Posted in Criminal Defense on March 26, 2020

If you have been convicted of committing a crime, there is generally some form of punishment attached. This may include jail or prison time, but it also may include probation. Probation is the release of an offender from detention, subject to a period of supervision by law enforcement. Sometimes a person is released from incarceration into probation, and sometimes a person is given probation in lieu of incarceration. However, when an offender violates the terms of their probation, they can face serious consequences.

What happens in a probation violation hearing?

There are various ways that probation can be violated. In general, a probation violation occurs when an offender ignores, refuses, avoid, or otherwise breaks the terms and conditions of their probation. Some of the most common ways that probation is violated includes:

  • Not appearing for a scheduled court appearance.
  • Failing to report to the probation officer at the scheduled time.
  • Not Paying any fines or restitution fees.
  • Visiting certain people or places that are off-limits.
  • Traveling out of state without permission.
  • Possessing, using, or selling illegal drugs.
  • Committing another crime.

A violation may result in an immediate arrest by the probation officer. However, many probation officers may choose to give a warning to the person in violation instead of arresting them. State probation officers could request that a probation violator appears in court, at which time the probation officer will request a penalty.

What happens in the courtroom?

When considering whether or not a violation of probation has occurred, and whether or not to revoke a person’s probation, a judge will follow a two-step process.

  1. A judge must first determine whether or not there is probable cause to revoke a person’s probation.
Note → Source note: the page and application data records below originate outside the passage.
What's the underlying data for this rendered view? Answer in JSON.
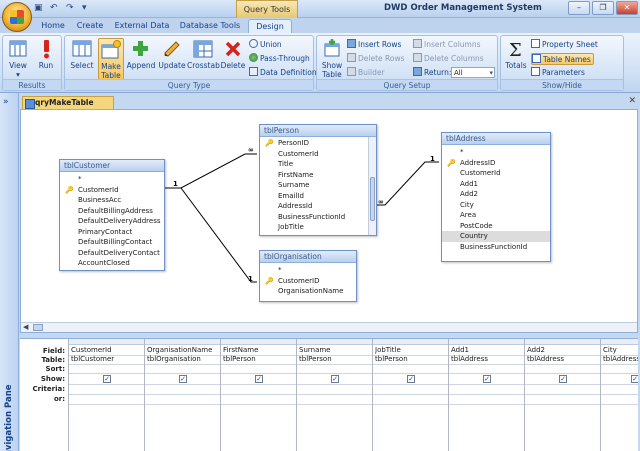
{
  "titlebar": {
    "context_tab": "Query Tools",
    "app_title": "DWD Order Management System",
    "window_buttons": [
      "–",
      "❐",
      "✕"
    ]
  },
  "ribbon_tabs": [
    {
      "label": "Home",
      "active": false
    },
    {
      "label": "Create",
      "active": false
    },
    {
      "label": "External Data",
      "active": false
    },
    {
      "label": "Database Tools",
      "active": false
    },
    {
      "label": "Design",
      "active": true
    }
  ],
  "ribbon": {
    "results": {
      "label": "Results",
      "view": "View",
      "run": "Run"
    },
    "query_type": {
      "label": "Query Type",
      "select": "Select",
      "make_table": "Make Table",
      "append": "Append",
      "update": "Update",
      "crosstab": "Crosstab",
      "delete": "Delete",
      "union": "Union",
      "pass_through": "Pass-Through",
      "data_definition": "Data Definition"
    },
    "query_setup": {
      "label": "Query Setup",
      "show_table": "Show Table",
      "insert_rows": "Insert Rows",
      "delete_rows": "Delete Rows",
      "builder": "Builder",
      "insert_columns": "Insert Columns",
      "delete_columns": "Delete Columns",
      "return_label": "Return:",
      "return_value": "All"
    },
    "show_hide": {
      "label": "Show/Hide",
      "totals": "Totals",
      "property_sheet": "Property Sheet",
      "table_names": "Table Names",
      "parameters": "Parameters"
    }
  },
  "nav_pane": {
    "label": "Navigation Pane",
    "collapse": "»"
  },
  "document": {
    "tab": "qryMakeTable",
    "close": "✕"
  },
  "tables": {
    "tblCustomer": {
      "title": "tblCustomer",
      "fields": [
        "*",
        "CustomerId",
        "BusinessAcc",
        "DefaultBillingAddress",
        "DefaultDeliveryAddress",
        "PrimaryContact",
        "DefaultBillingContact",
        "DefaultDeliveryContact",
        "AccountClosed"
      ]
    },
    "tblPerson": {
      "title": "tblPerson",
      "fields": [
        "PersonID",
        "CustomerId",
        "Title",
        "FirstName",
        "Surname",
        "EmailId",
        "AddressId",
        "BusinessFunctionId",
        "JobTitle"
      ]
    },
    "tblOrganisation": {
      "title": "tblOrganisation",
      "fields": [
        "*",
        "CustomerID",
        "OrganisationName"
      ]
    },
    "tblAddress": {
      "title": "tblAddress",
      "fields": [
        "*",
        "AddressID",
        "CustomerId",
        "Add1",
        "Add2",
        "City",
        "Area",
        "PostCode",
        "Country",
        "BusinessFunctionId"
      ]
    }
  },
  "joins": {
    "one": "1",
    "many": "∞"
  },
  "grid": {
    "row_labels": [
      "Field:",
      "Table:",
      "Sort:",
      "Show:",
      "Criteria:",
      "or:"
    ],
    "columns": [
      {
        "field": "CustomerId",
        "table": "tblCustomer",
        "show": true
      },
      {
        "field": "OrganisationName",
        "table": "tblOrganisation",
        "show": true
      },
      {
        "field": "FirstName",
        "table": "tblPerson",
        "show": true
      },
      {
        "field": "Surname",
        "table": "tblPerson",
        "show": true
      },
      {
        "field": "JobTitle",
        "table": "tblPerson",
        "show": true
      },
      {
        "field": "Add1",
        "table": "tblAddress",
        "show": true
      },
      {
        "field": "Add2",
        "table": "tblAddress",
        "show": true
      },
      {
        "field": "City",
        "table": "tblAddress",
        "show": true
      }
    ],
    "check_mark": "✓"
  },
  "colors": {
    "accent": "#15428b",
    "pressed": "#f8c860",
    "title_gradient": "#b8d0ef"
  }
}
The judge will examine the report and testimony of the arresting officer. If a judge finds that there is probable cause to support probation violation, they may issue a warrant for the violator’s arrest (or detain the violator if they are present). This will “summarily” revoke a person’s probation, though this is not a formal revocation. This is a temporary probation suspension, pending a formal probation revocation hearing.
  2. The next step is the formal probation revocation hearing. At this hearing, a judge will consider the terms of the probation and examine the conduct that has allegedly occurred. If a violation is found, the judge will consider various factors to determine the appropriate punishment.

What penalties do I face if I violate my probation?

Judges have considerable leeway when determining punishment for probation violation cases. Some of the possible outcomes could include:

  • Incarceration as a condition of reinstatement. The judge may order that the violator serve some time in jail and then continue with their original probation terms and conditions.
  • Impose the original sentence. If a violation was serious enough, a judge may impose the sentence the violator originally received for the crime that they are on probation for.
  • Additional probation conditions. A minor technical violation of probation may result and the judge imposing new conditions on the probation, including extending the probation or adding additional terms, such as community service or the installation ignition interlock device (for DUI cases).

Do I need a lawyer?

It is always a good idea to have an attorney by your side when you are facing the possibility of jail time or stringent probation terms and conditions. At the Law Offices of Graham Donath, APC, our qualified and experienced criminal defense attorneys will be ready to examine your entire case. We will stand by your side for every probation violation hearing and work to secure the best terms possible for your situation. You can contact us for a consultation on your case by clicking here or by calling as soon as possible.